= Records for this task =
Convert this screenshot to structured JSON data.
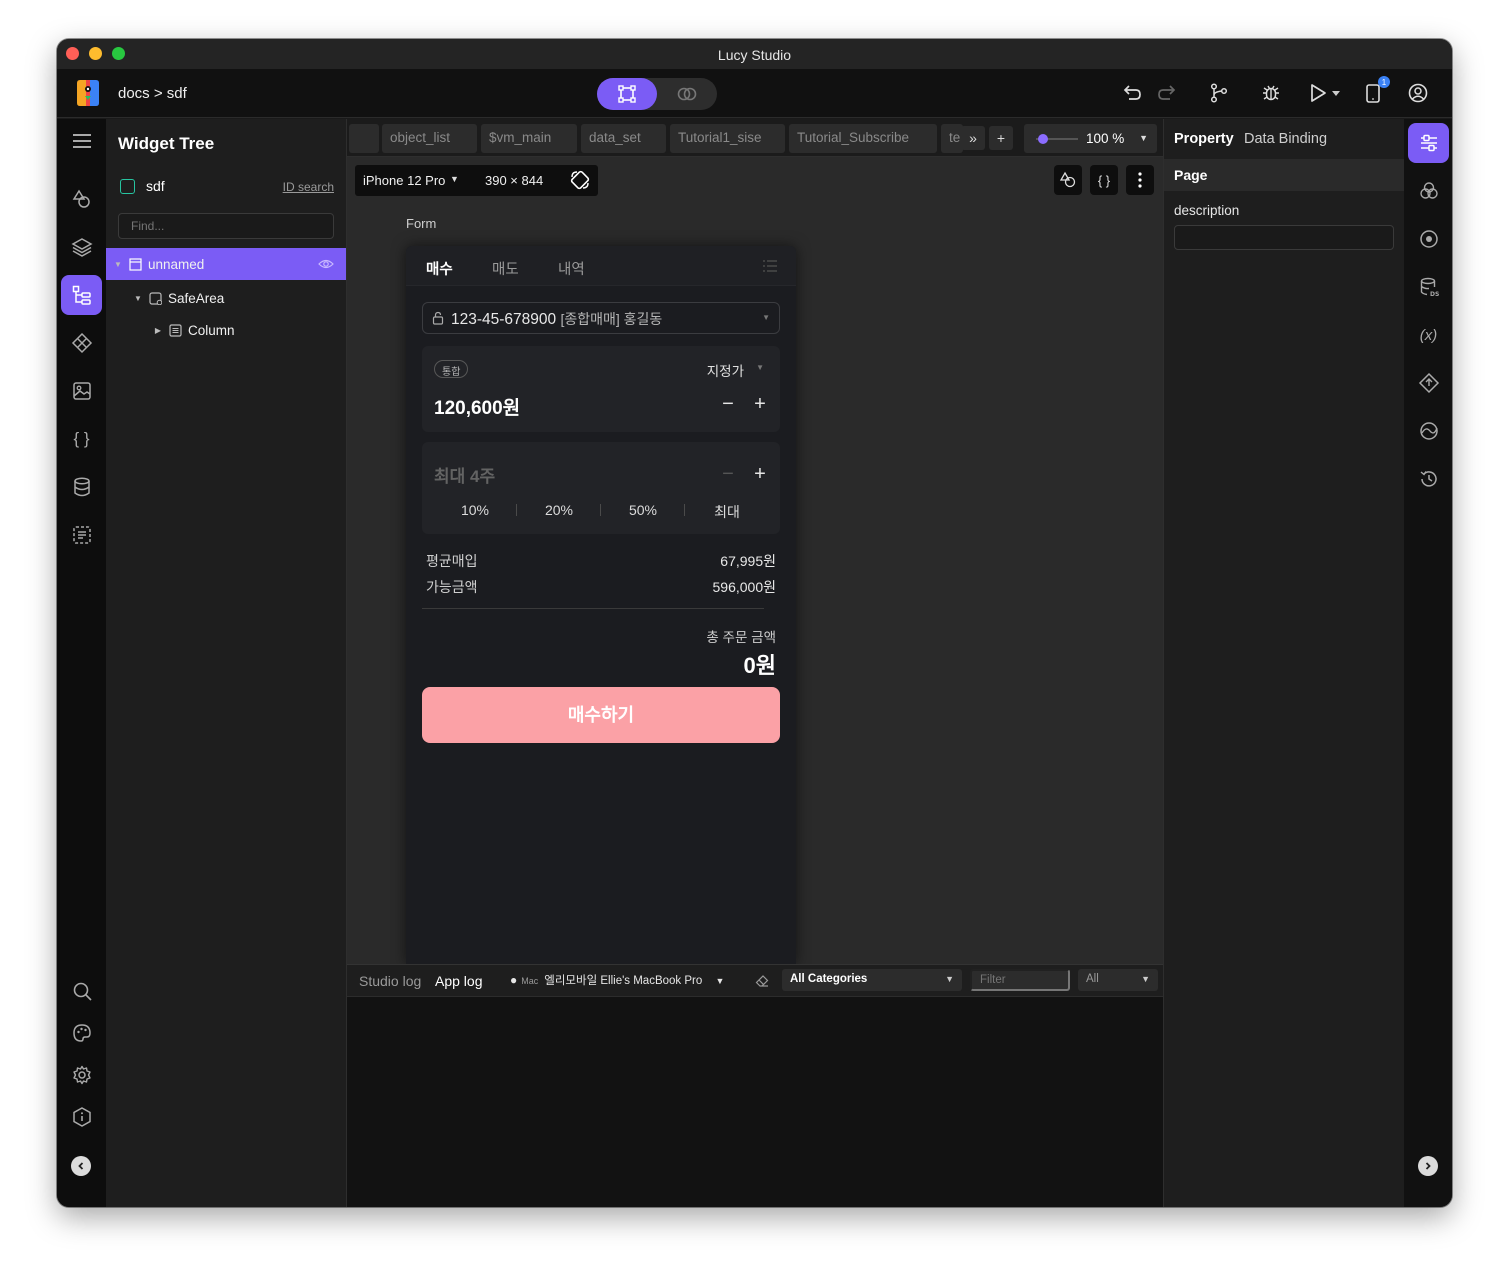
{
  "window": {
    "title": "Lucy Studio"
  },
  "toolbar": {
    "breadcrumb": "docs > sdf",
    "notification_count": "1",
    "accent_color": "#7b5cf5"
  },
  "widget_tree": {
    "title": "Widget Tree",
    "page_name": "sdf",
    "id_search": "ID search",
    "find_placeholder": "Find...",
    "nodes": [
      {
        "label": "unnamed",
        "icon": "frame-icon"
      },
      {
        "label": "SafeArea",
        "icon": "safearea-icon"
      },
      {
        "label": "Column",
        "icon": "column-icon"
      }
    ]
  },
  "editor_tabs": [
    "object_list",
    "$vm_main",
    "data_set",
    "Tutorial1_sise",
    "Tutorial_Subscribe",
    "te"
  ],
  "zoom": {
    "value": "100 %"
  },
  "device": {
    "name": "iPhone 12 Pro",
    "size": "390 × 844"
  },
  "canvas": {
    "form_label": "Form",
    "tabs": [
      "매수",
      "매도",
      "내역"
    ],
    "account": {
      "number": "123-45-678900",
      "detail": "[종합매매] 홍길동"
    },
    "price": {
      "badge": "통합",
      "order_type": "지정가",
      "value": "120,600원"
    },
    "quantity": {
      "placeholder": "최대 4주",
      "percentages": [
        "10%",
        "20%",
        "50%",
        "최대"
      ]
    },
    "info": [
      {
        "label": "평균매입",
        "value": "67,995원"
      },
      {
        "label": "가능금액",
        "value": "596,000원"
      }
    ],
    "total": {
      "label": "총 주문 금액",
      "value": "0원"
    },
    "buy_button": "매수하기",
    "buy_button_color": "#fba1a6"
  },
  "log": {
    "tabs": [
      "Studio log",
      "App log"
    ],
    "platform": "Mac",
    "device": "엘리모바일 Ellie's MacBook Pro",
    "category": "All Categories",
    "filter_placeholder": "Filter",
    "level": "All"
  },
  "properties": {
    "tabs": [
      "Property",
      "Data Binding"
    ],
    "section": "Page",
    "field_label": "description",
    "field_value": ""
  }
}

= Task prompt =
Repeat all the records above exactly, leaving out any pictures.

= Result =
Convert this screenshot to structured JSON data.
{
  "window": {
    "title": "Lucy Studio"
  },
  "toolbar": {
    "breadcrumb": "docs > sdf",
    "notification_count": "1",
    "accent_color": "#7b5cf5"
  },
  "widget_tree": {
    "title": "Widget Tree",
    "page_name": "sdf",
    "id_search": "ID search",
    "find_placeholder": "Find...",
    "nodes": [
      {
        "label": "unnamed",
        "icon": "frame-icon"
      },
      {
        "label": "SafeArea",
        "icon": "safearea-icon"
      },
      {
        "label": "Column",
        "icon": "column-icon"
      }
    ]
  },
  "editor_tabs": [
    "object_list",
    "$vm_main",
    "data_set",
    "Tutorial1_sise",
    "Tutorial_Subscribe",
    "te"
  ],
  "zoom": {
    "value": "100 %"
  },
  "device": {
    "name": "iPhone 12 Pro",
    "size": "390 × 844"
  },
  "canvas": {
    "form_label": "Form",
    "tabs": [
      "매수",
      "매도",
      "내역"
    ],
    "account": {
      "number": "123-45-678900",
      "detail": "[종합매매] 홍길동"
    },
    "price": {
      "badge": "통합",
      "order_type": "지정가",
      "value": "120,600원"
    },
    "quantity": {
      "placeholder": "최대 4주",
      "percentages": [
        "10%",
        "20%",
        "50%",
        "최대"
      ]
    },
    "info": [
      {
        "label": "평균매입",
        "value": "67,995원"
      },
      {
        "label": "가능금액",
        "value": "596,000원"
      }
    ],
    "total": {
      "label": "총 주문 금액",
      "value": "0원"
    },
    "buy_button": "매수하기",
    "buy_button_color": "#fba1a6"
  },
  "log": {
    "tabs": [
      "Studio log",
      "App log"
    ],
    "platform": "Mac",
    "device": "엘리모바일 Ellie's MacBook Pro",
    "category": "All Categories",
    "filter_placeholder": "Filter",
    "level": "All"
  },
  "properties": {
    "tabs": [
      "Property",
      "Data Binding"
    ],
    "section": "Page",
    "field_label": "description",
    "field_value": ""
  }
}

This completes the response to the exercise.